*Task objective:*
Pull every line containing the word "icon" out of the material below.

*Material provided:*
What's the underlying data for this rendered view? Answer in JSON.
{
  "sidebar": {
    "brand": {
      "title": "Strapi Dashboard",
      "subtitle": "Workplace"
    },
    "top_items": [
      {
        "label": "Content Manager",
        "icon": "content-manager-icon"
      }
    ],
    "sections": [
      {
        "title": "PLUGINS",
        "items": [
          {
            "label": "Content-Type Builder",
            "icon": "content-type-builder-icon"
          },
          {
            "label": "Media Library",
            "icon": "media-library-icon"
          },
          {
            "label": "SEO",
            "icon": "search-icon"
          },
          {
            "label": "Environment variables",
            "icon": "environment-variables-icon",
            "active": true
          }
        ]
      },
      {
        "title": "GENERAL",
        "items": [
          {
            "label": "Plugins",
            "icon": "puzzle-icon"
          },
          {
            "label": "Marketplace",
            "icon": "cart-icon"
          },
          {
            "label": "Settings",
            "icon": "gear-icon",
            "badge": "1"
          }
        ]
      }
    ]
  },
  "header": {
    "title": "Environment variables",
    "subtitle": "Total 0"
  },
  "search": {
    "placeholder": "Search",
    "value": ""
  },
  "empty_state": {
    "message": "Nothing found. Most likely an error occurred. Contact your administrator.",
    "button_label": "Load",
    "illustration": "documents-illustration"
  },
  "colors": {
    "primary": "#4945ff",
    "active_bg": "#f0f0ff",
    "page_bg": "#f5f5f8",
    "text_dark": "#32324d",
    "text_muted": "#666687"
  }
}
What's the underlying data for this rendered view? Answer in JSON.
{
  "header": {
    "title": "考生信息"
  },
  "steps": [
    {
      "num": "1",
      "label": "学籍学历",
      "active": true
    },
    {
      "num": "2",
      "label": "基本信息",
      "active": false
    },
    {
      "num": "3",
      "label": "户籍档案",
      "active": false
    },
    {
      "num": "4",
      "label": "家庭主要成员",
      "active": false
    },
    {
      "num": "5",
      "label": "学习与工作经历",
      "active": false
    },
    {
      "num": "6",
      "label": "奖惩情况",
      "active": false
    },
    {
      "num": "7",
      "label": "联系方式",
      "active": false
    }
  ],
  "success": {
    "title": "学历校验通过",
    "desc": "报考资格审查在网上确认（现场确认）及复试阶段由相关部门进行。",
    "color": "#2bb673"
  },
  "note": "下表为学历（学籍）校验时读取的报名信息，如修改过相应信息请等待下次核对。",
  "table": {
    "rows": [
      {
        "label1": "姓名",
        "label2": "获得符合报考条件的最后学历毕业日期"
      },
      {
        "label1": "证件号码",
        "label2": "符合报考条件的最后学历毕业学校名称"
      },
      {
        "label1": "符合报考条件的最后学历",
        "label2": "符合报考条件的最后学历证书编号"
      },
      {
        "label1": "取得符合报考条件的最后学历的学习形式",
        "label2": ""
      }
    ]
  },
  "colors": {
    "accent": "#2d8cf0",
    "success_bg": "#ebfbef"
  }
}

*Answer section:*
        "icon": "content-manager-icon"
            "icon": "content-type-builder-icon"
            "icon": "media-library-icon"
            "icon": "search-icon"
            "icon": "environment-variables-icon",
            "icon": "puzzle-icon"
            "icon": "cart-icon"
            "icon": "gear-icon",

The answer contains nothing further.